Small plan balance: The balance of your LIRA is below a certain amount. What counts as “small” varies between federal and provincial plans. Federal plans, as well as some provinces, require you to be at least 55 years old to unlock small balances.
Non-residency: You’re no longer a resident of Canada, and have been a non-resident for at least two calendar years. You’ll need proof from the Canada Revenue Agency (CRA) that you qualify as a non-resident for tax purposes.
Special one-time unlocking: If you’re at least 55 years old, you may be able to unlock 50% of your LIRA and transfer funds into another tax-deferred savings plan, such as a registered retirement savings plan (RRSP) or registered retirement income fund (RRIF).
LIRA vs. RRSP

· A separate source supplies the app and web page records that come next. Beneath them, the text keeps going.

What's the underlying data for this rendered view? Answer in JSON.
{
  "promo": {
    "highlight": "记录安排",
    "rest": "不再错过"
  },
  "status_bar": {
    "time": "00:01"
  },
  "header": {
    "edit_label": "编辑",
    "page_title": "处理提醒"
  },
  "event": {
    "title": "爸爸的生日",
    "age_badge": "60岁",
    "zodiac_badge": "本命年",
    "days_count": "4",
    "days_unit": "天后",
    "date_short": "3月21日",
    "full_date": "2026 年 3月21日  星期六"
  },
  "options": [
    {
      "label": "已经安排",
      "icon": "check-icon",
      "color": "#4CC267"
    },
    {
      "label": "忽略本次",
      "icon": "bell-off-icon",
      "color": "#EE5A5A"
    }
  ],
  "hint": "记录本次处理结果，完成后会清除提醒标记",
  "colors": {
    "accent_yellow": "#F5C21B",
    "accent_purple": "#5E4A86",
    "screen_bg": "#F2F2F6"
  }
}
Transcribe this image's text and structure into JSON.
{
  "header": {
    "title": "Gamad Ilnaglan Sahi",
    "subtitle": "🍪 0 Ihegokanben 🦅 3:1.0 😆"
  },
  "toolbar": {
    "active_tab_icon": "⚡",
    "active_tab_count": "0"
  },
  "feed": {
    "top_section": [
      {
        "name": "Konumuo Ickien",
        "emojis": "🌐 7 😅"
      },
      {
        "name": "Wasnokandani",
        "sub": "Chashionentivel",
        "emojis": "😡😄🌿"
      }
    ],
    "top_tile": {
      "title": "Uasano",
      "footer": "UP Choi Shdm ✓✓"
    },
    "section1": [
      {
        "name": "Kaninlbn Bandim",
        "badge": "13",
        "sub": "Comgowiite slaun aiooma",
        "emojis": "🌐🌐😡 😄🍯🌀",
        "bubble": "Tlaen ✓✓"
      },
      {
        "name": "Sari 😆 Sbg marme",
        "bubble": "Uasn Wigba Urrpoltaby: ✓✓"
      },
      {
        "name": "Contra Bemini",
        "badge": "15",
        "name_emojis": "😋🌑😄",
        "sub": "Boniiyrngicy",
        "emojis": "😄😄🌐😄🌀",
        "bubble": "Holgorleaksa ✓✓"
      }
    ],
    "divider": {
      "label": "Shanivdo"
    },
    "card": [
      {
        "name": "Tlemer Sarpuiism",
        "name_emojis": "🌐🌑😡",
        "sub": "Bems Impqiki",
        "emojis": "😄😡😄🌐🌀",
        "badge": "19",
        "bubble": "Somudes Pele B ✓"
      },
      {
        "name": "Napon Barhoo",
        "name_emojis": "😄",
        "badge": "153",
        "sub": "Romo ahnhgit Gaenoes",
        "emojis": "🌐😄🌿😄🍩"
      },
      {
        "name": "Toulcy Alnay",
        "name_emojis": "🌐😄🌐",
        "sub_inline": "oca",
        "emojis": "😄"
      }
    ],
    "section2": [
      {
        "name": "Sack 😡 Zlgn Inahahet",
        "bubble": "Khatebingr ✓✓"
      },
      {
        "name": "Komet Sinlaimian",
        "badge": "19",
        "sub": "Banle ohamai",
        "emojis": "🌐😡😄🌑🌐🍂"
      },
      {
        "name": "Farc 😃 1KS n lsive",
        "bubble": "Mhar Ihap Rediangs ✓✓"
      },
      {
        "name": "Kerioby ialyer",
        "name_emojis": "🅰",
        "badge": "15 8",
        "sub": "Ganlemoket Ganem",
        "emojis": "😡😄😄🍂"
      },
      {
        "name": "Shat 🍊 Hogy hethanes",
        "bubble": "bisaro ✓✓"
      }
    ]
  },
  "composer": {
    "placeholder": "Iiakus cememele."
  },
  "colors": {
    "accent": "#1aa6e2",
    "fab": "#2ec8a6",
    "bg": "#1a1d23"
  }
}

An RRSP is another type of tax-sheltered account used to save for retirement. The main difference between the two is LIRAs are used to hold money transferred from employment pensions, and RRSPs are accounts opened by individuals and funded by personal contributions.
Because employer-sponsored pension plans are increasingly rare, the RRSP is one of the most common types of accounts used by individuals to save for retirement. Pension money can be used to supplement personal RRSP savings and other universal retirement benefits, such as the Canada Pension Plan and Old Age Security.

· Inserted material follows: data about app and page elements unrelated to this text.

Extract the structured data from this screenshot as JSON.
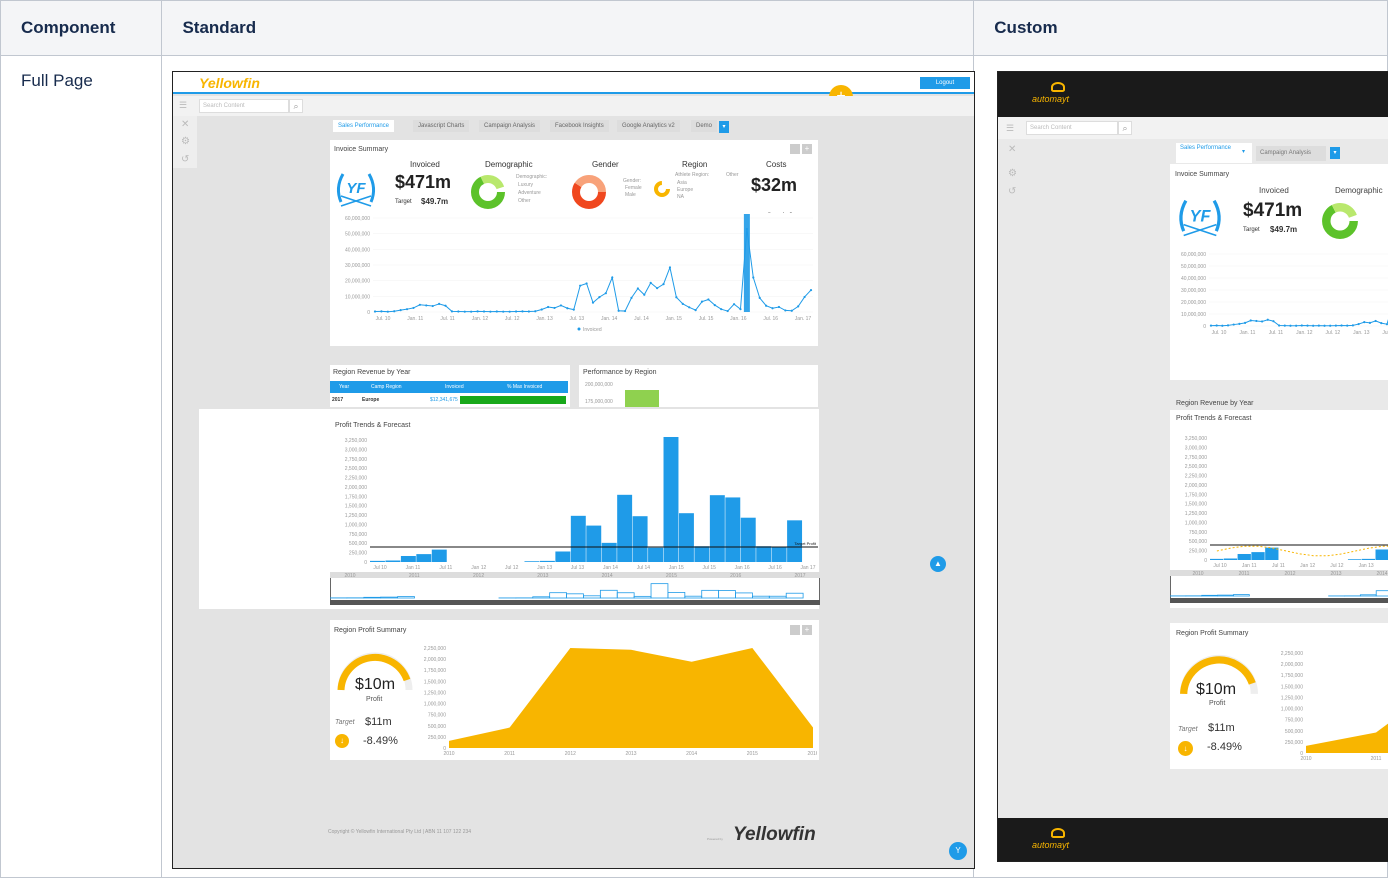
{
  "table": {
    "headers": [
      "Component",
      "Standard",
      "Custom"
    ],
    "row_label": "Full Page"
  },
  "standard": {
    "brand": "Yellowfin",
    "logout": "Logout",
    "search_placeholder": "Search Content",
    "tabs": [
      "Sales Performance",
      "Javascript Charts",
      "Campaign Analysis",
      "Facebook Insights",
      "Google Analytics v2",
      "Demo"
    ],
    "invoice_summary": {
      "title": "Invoice Summary",
      "invoiced_label": "Invoiced",
      "invoiced_value": "$471m",
      "target_label": "Target",
      "target_value": "$49.7m",
      "demographic_label": "Demographic",
      "demographic_legend_title": "Demographic:",
      "demographic_legend": [
        "Luxury",
        "Adventure",
        "Other"
      ],
      "gender_label": "Gender",
      "gender_legend_title": "Gender:",
      "gender_legend": [
        "Female",
        "Male"
      ],
      "region_label": "Region",
      "region_legend_title": "Athlete Region:",
      "region_legend": [
        "Asia",
        "Europe",
        "NA",
        "Other"
      ],
      "costs_label": "Costs",
      "costs_value": "$32m",
      "annotation": "Marketing Campaign",
      "legend": "Invoiced"
    },
    "region_revenue": {
      "title": "Region Revenue by Year",
      "columns": [
        "Year",
        "Camp Region",
        "Invoiced",
        "% Max Invoiced"
      ],
      "row": [
        "2017",
        "Europe",
        "$12,341,675"
      ]
    },
    "performance_by_region": {
      "title": "Performance by Region",
      "ticks": [
        "200,000,000",
        "175,000,000"
      ]
    },
    "profit_trends": {
      "title": "Profit Trends & Forecast",
      "target_label": "Target Profit"
    },
    "region_profit": {
      "title": "Region Profit Summary",
      "profit_value": "$10m",
      "profit_label": "Profit",
      "target_label": "Target",
      "target_value": "$11m",
      "change": "-8.49%"
    },
    "footer_copyright": "Copyright © Yellowfin International Pty Ltd | ABN 11 107 122 234",
    "footer_powered": "Powered by",
    "footer_brand": "Yellowfin"
  },
  "custom": {
    "brand": "automayt",
    "search_placeholder": "Search Content",
    "tabs": [
      "Sales Performance",
      "Campaign Analysis"
    ],
    "invoice_summary": {
      "title": "Invoice Summary",
      "invoiced_label": "Invoiced",
      "invoiced_value": "$471m",
      "target_label": "Target",
      "target_value": "$49.7m",
      "demographic_label": "Demographic"
    },
    "region_revenue_title": "Region Revenue by Year",
    "profit_trends_title": "Profit Trends & Forecast",
    "region_profit": {
      "title": "Region Profit Summary",
      "profit_value": "$10m",
      "profit_label": "Profit",
      "target_label": "Target",
      "target_value": "$11m",
      "change": "-8.49%"
    }
  },
  "axes": {
    "invoice_y": [
      "60,000,000",
      "50,000,000",
      "40,000,000",
      "30,000,000",
      "20,000,000",
      "10,000,000",
      "0"
    ],
    "invoice_x": [
      "Jul. 10",
      "Jan. 11",
      "Jul. 11",
      "Jan. 12",
      "Jul. 12",
      "Jan. 13",
      "Jul. 13",
      "Jan. 14",
      "Jul. 14",
      "Jan. 15",
      "Jul. 15",
      "Jan. 16",
      "Jul. 16",
      "Jan. 17"
    ],
    "profit_y": [
      "3,250,000",
      "3,000,000",
      "2,750,000",
      "2,500,000",
      "2,250,000",
      "2,000,000",
      "1,750,000",
      "1,500,000",
      "1,250,000",
      "1,000,000",
      "750,000",
      "500,000",
      "250,000",
      "0"
    ],
    "profit_x": [
      "Jul 10",
      "Jan 11",
      "Jul 11",
      "Jan 12",
      "Jul 12",
      "Jan 13",
      "Jul 13",
      "Jan 14",
      "Jul 14",
      "Jan 15",
      "Jul 15",
      "Jan 16",
      "Jul 16",
      "Jan 17"
    ],
    "years": [
      "2010",
      "2011",
      "2012",
      "2013",
      "2014",
      "2015",
      "2016",
      "2017"
    ],
    "region_y": [
      "2,250,000",
      "2,000,000",
      "1,750,000",
      "1,500,000",
      "1,250,000",
      "1,000,000",
      "750,000",
      "500,000",
      "250,000",
      "0"
    ],
    "region_x": [
      "2010",
      "2011",
      "2012",
      "2013",
      "2014",
      "2015",
      "2016"
    ]
  },
  "colors": {
    "accent_blue": "#1f9be8",
    "yellow": "#f8b500",
    "green": "#5cc22a",
    "orange_red": "#f0471e",
    "automayt_bg": "#1a1a1a"
  },
  "chart_data": [
    {
      "type": "line",
      "title": "Invoice Summary",
      "series": [
        {
          "name": "Invoiced",
          "values": [
            0.3,
            0.4,
            0.2,
            0.5,
            1.2,
            1.8,
            2.6,
            4.6,
            4.2,
            3.8,
            5.2,
            4.0,
            0.4,
            0.3,
            0.2,
            0.2,
            0.4,
            0.3,
            0.2,
            0.3,
            0.2,
            0.2,
            0.3,
            0.4,
            0.3,
            0.5,
            1.6,
            3.2,
            2.6,
            4.2,
            2.4,
            1.5,
            16.8,
            18.2,
            6.0,
            9.5,
            12.0,
            22.0,
            0.8,
            0.6,
            9.0,
            15.0,
            11.0,
            18.6,
            15.2,
            17.8,
            28.4,
            9.4,
            5.2,
            3.0,
            1.2,
            6.6,
            8.0,
            4.4,
            1.8,
            0.6,
            5.0,
            1.8,
            53.0,
            22.0,
            9.0,
            4.0,
            2.4,
            3.2,
            1.0,
            0.8,
            3.6,
            9.6,
            14.0
          ]
        }
      ],
      "ylim": [
        0,
        60000000
      ]
    },
    {
      "type": "bar",
      "title": "Profit Trends & Forecast",
      "values": [
        30000,
        40000,
        160000,
        210000,
        330000,
        0,
        0,
        0,
        0,
        0,
        20000,
        30000,
        280000,
        1230000,
        970000,
        510000,
        1790000,
        1220000,
        380000,
        3330000,
        1300000,
        420000,
        1780000,
        1720000,
        1180000,
        420000,
        410000,
        1110000,
        0
      ],
      "ylim": [
        0,
        3250000
      ]
    },
    {
      "type": "area",
      "title": "Region Profit Summary",
      "categories": [
        "2010",
        "2011",
        "2012",
        "2013",
        "2014",
        "2015",
        "2016"
      ],
      "values": [
        160000,
        460000,
        2350000,
        2210000,
        1940000,
        2280000,
        460000
      ],
      "ylim": [
        0,
        2250000
      ]
    }
  ]
}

When you deposit money into an RRSP, you can claim that amount as a deduction on your income taxes. Like LIRAs, RRSPs can hold a number of investments, and all contributions, interest and investment income grow tax-free inside the account.
Both LIRAs and RRSPs must be closed by Dec. 31 the year you turn 71. After this age, an RRSP must be converted to an income-producing RRIF. RRIFs are similar to LIFs: you have to withdraw a minimum percentage each year according to your age, and the minimum percentage increases as you get older. But unlike LIFs, RRIFs don’t have a maximum withdrawal limit. RRIF, LIF and annuity payments are all taxed as earned income.
Besides holding pension income vs. personal contributions, LIRAs and RRSPs have a few other key differences.
Contributions: Anyone who works and pays income taxes can open and contribute to an RRSP throughout their working life, up to age 71. RRSPs have maximum annual contribution limits: 18% of your earned income, up to a maximum of $27,230 (for 2020). LIRAs, on the other hand, don’t allow any further contributions after you make a one-time transfer from your former pension plan.
Withdrawals: RRSPs are meant to help people save for retirement, but you can technically make withdrawals at any time. You can withdraw as little or as much money as you want from your RRSP, and it will be taxed as earned income. After you transfer pension funds to a LIRA, you can’t touch the money until you reach the minimum retirement age specified in your plan.
In some cases, your employer may allow you to transfer your pension balance to an RRSP instead of a LIRA if your pension balance is less than 20% of the yearly maximum pensionable earnings (YMPE). YMPE is the maximum amount of earnings covered by the Canada Pension Plan. For 2020, the YMPE is $58,700.
Creditor protection: Like pension assets, money held in locked-in accounts is protected from creditors. RRSPs have less protection—if you file for bankruptcy, creditors can seize RRSP contributions you’ve made over the last 12 months.
When you turn 71: Both RRSPs and LIRAs must be closed the year you turn 71. If you have an RRSP, you can withdraw your savings as a lump sum, or buy an annuity. You can also convert your RRSP into an RRIF, which requires you to withdraw a minimum percentage of your balance every year based on your age.
If you’ve accrued savings through a company pension plan, a LIRA is a way to preserve and grow that money if you leave your employer before retirement. A LIRA is just one piece of the bigger retirement planning puzzle, and will need to be considered alongside other personal registered and non-registered savings. Because pensions and LIRA rules can be complicated, you might want to consult with a financial advisor or fee-only certified financial planner about your future plans, income needs, tax planning and estate planning.